### [Prompt]
Narrow the data below down to the lines containing "name".

### [Available data]
######

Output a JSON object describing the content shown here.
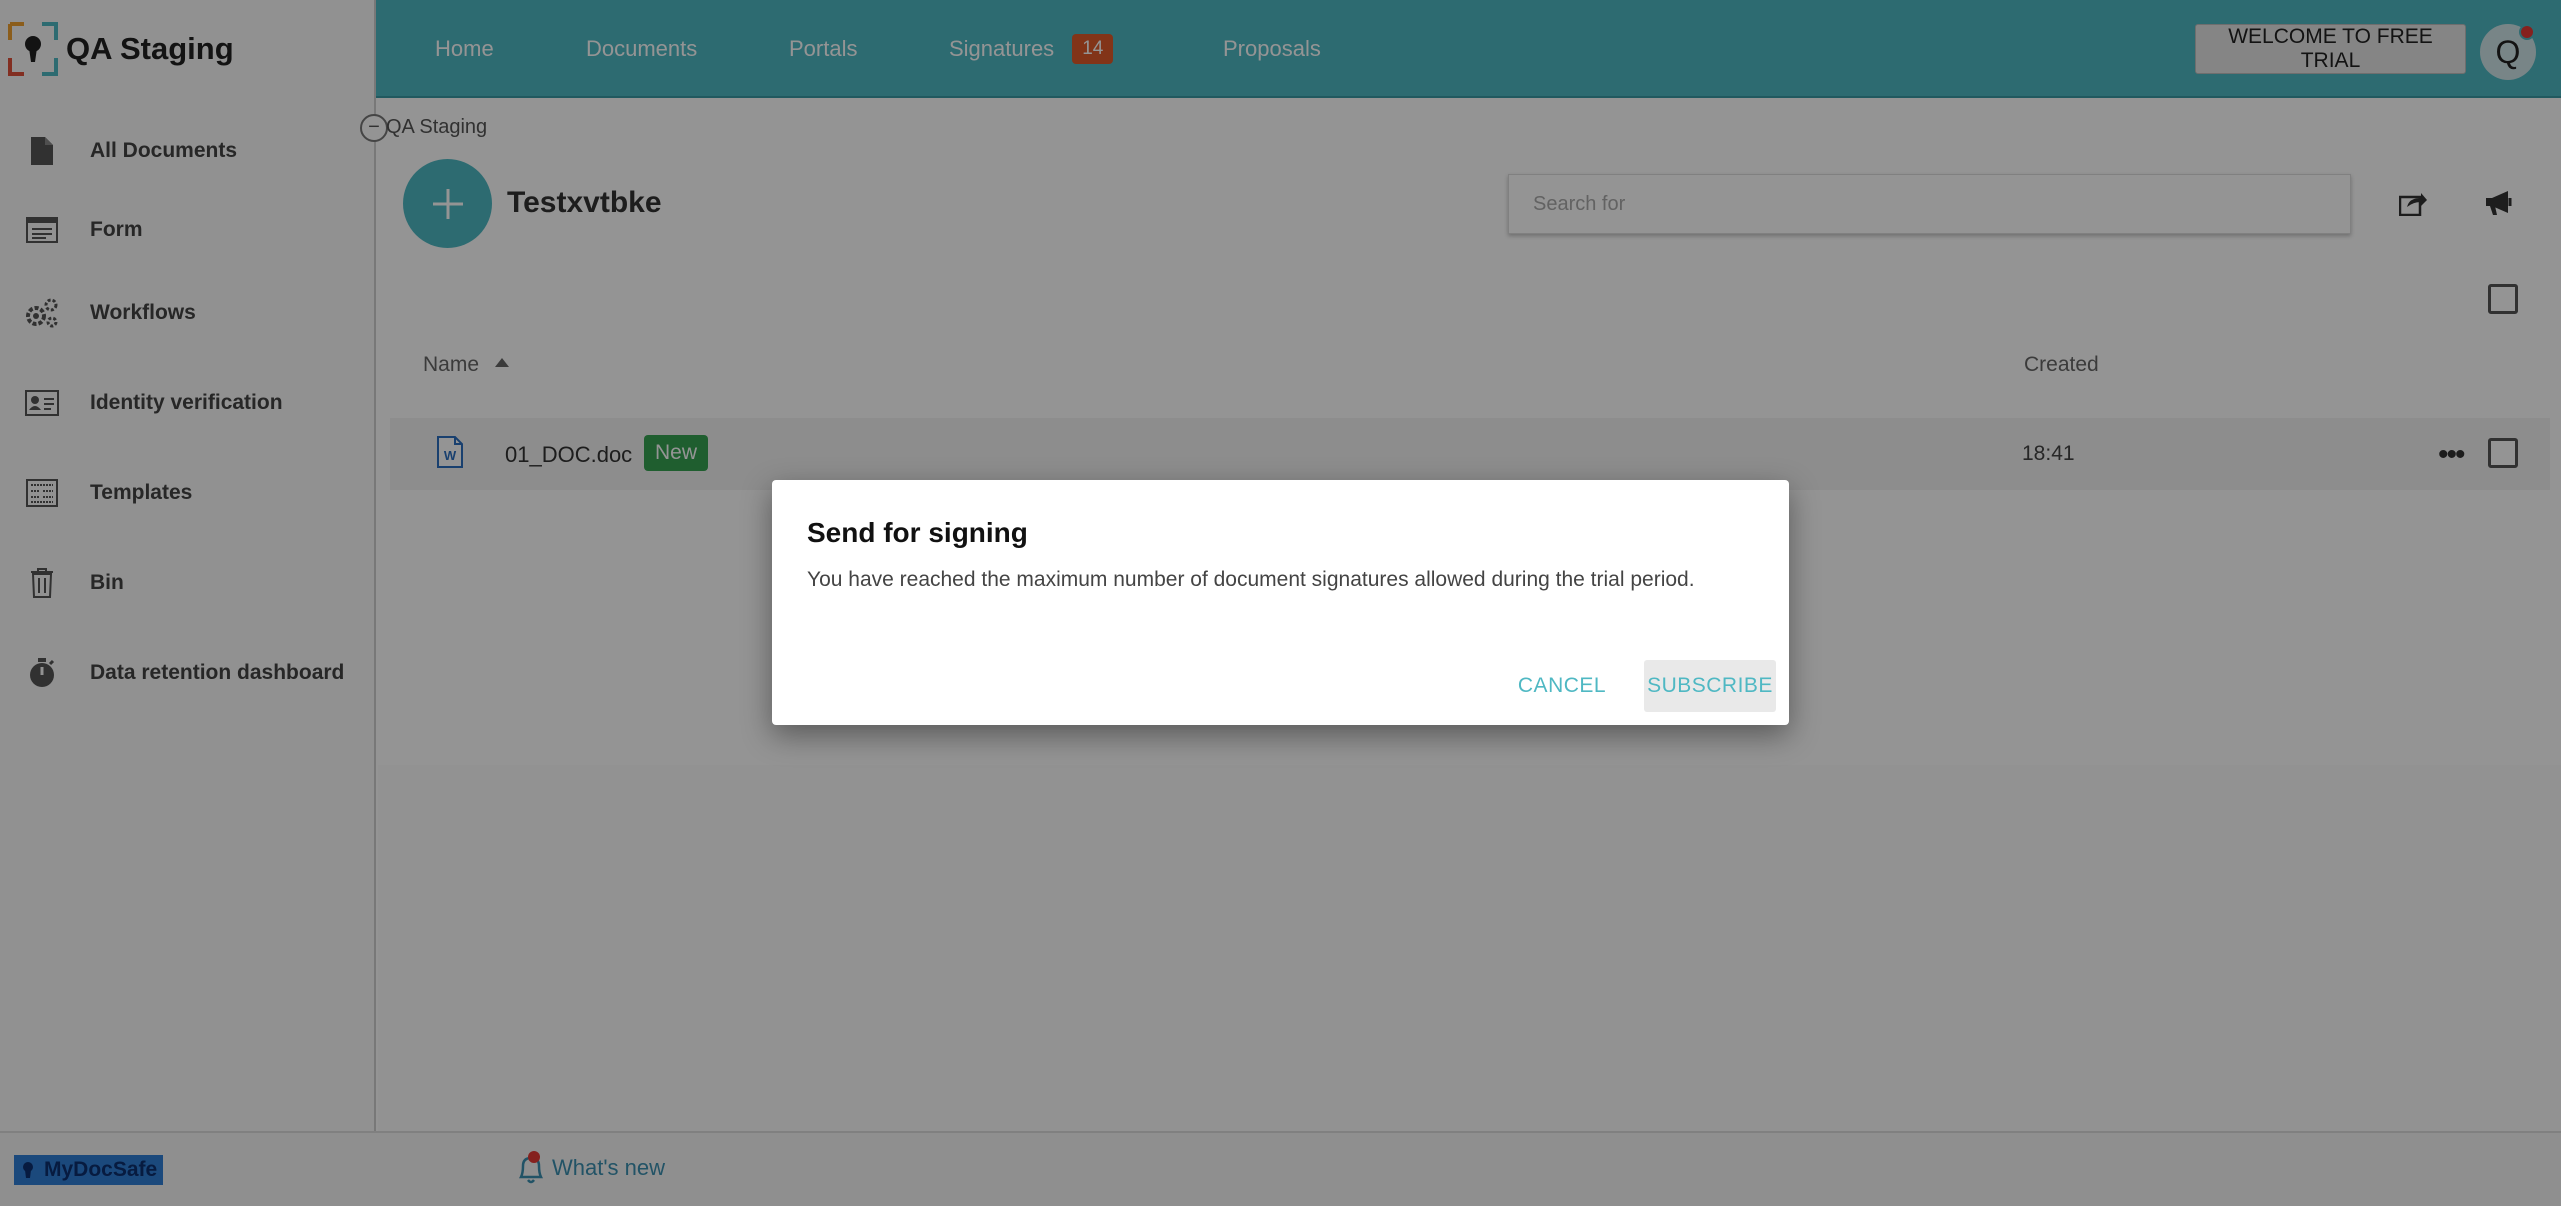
{
  "app": {
    "name": "QA Staging"
  },
  "sidebar": {
    "items": [
      {
        "label": "All Documents",
        "icon": "document-icon"
      },
      {
        "label": "Form",
        "icon": "form-icon"
      },
      {
        "label": "Workflows",
        "icon": "gears-icon"
      },
      {
        "label": "Identity verification",
        "icon": "id-card-icon"
      },
      {
        "label": "Templates",
        "icon": "template-icon"
      },
      {
        "label": "Bin",
        "icon": "trash-icon"
      },
      {
        "label": "Data retention dashboard",
        "icon": "stopwatch-icon"
      }
    ]
  },
  "topnav": {
    "items": [
      {
        "label": "Home"
      },
      {
        "label": "Documents"
      },
      {
        "label": "Portals"
      },
      {
        "label": "Signatures",
        "badge": "14"
      },
      {
        "label": "Proposals"
      }
    ],
    "trial_button": "WELCOME TO FREE TRIAL",
    "avatar_letter": "Q"
  },
  "main": {
    "breadcrumb": "QA Staging",
    "folder_title": "Testxvtbke",
    "search_placeholder": "Search for",
    "columns": {
      "name": "Name",
      "created": "Created"
    },
    "rows": [
      {
        "name": "01_DOC.doc",
        "badge": "New",
        "created": "18:41"
      }
    ]
  },
  "footer": {
    "brand": "MyDocSafe",
    "whats_new": "What's new"
  },
  "modal": {
    "title": "Send for signing",
    "message": "You have reached the maximum number of document signatures allowed during the trial period.",
    "cancel_label": "CANCEL",
    "subscribe_label": "SUBSCRIBE"
  },
  "colors": {
    "accent": "#4fb8c3",
    "badge_orange": "#e05a2a",
    "badge_green": "#36a352"
  }
}
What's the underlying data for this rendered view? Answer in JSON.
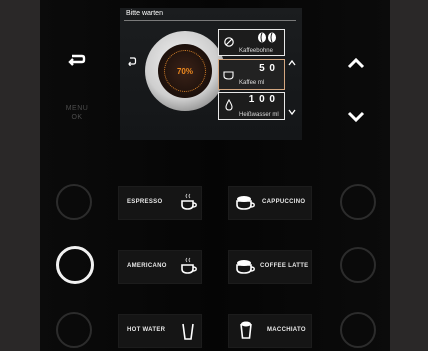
{
  "screen": {
    "title": "Bitte warten",
    "progress_text": "70%",
    "progress": 0.7,
    "params": [
      {
        "value": "",
        "label": "Kaffeebohne",
        "icon": "bean-icon"
      },
      {
        "value": "5 0",
        "label": "Kaffee ml",
        "icon": "cup-icon"
      },
      {
        "value": "1 0 0",
        "label": "Heißwasser ml",
        "icon": "drop-icon"
      }
    ]
  },
  "hardware": {
    "menu_label": "MENU",
    "ok_label": "OK"
  },
  "drinks": {
    "espresso": "ESPRESSO",
    "cappuccino": "CAPPUCCINO",
    "americano": "AMERICANO",
    "coffee_latte": "COFFEE LATTE",
    "hot_water": "HOT WATER",
    "macchiato": "MACCHIATO"
  },
  "colors": {
    "accent": "#f08a1e",
    "selected_ring": "#f2f2f2"
  }
}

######

### [Response]
    "name": "QA Staging"
      "name": "Name",
        "name": "01_DOC.doc",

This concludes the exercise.